The seven week research mission monitors the health of the largest tuna fishery in the world, which is vital to the economic well-being of the Pacific.
SPC principal fisheries scientist Simon Nicol said the expedition would gauge whether various tuna species were being fished sustainably.
Its findings will be added to data collected over 15 years of tagging surveys, Dr Nicol said.
"Our ability to sample randomly across states but also sample every year across that 15 year timeframe allows us to look at what the trends are and rebuild the power of the data set to ensure that it's representative of the entire population by the cumulative value of the 15 years of data, rather than just a single year of data," he said.
To avoid any potential for Covid-19 transmission to the remote communities of the Pacific, the 50 day tagging cruise will not make any port calls.
The vessel, which embarked from Honolulu, will only undertake tagging in the tropical waters of the high seas and the vast Kiribati Exclusive Economic Zone.

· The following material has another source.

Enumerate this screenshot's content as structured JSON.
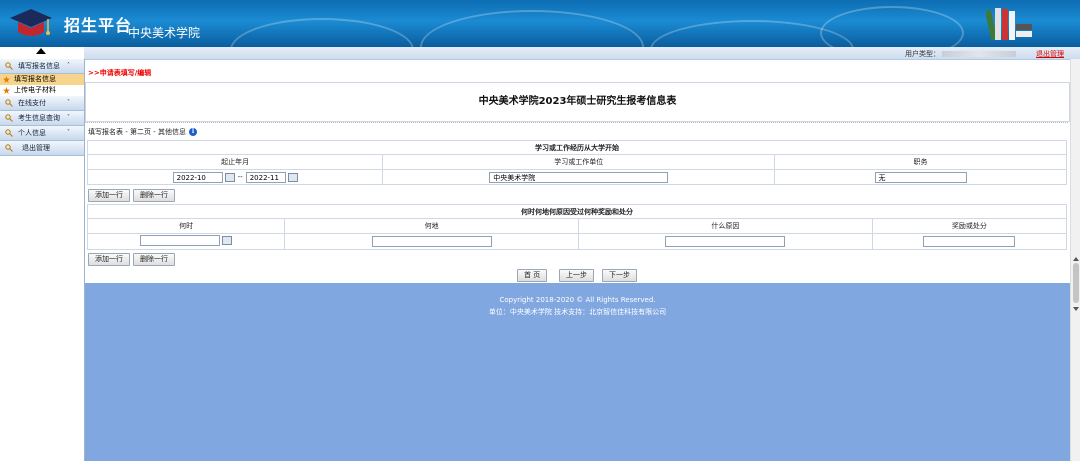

This will include the first opportunity to collect data on tuna sustainability in the Phoenix Islands Protected Area, since its establishment 12-years ago.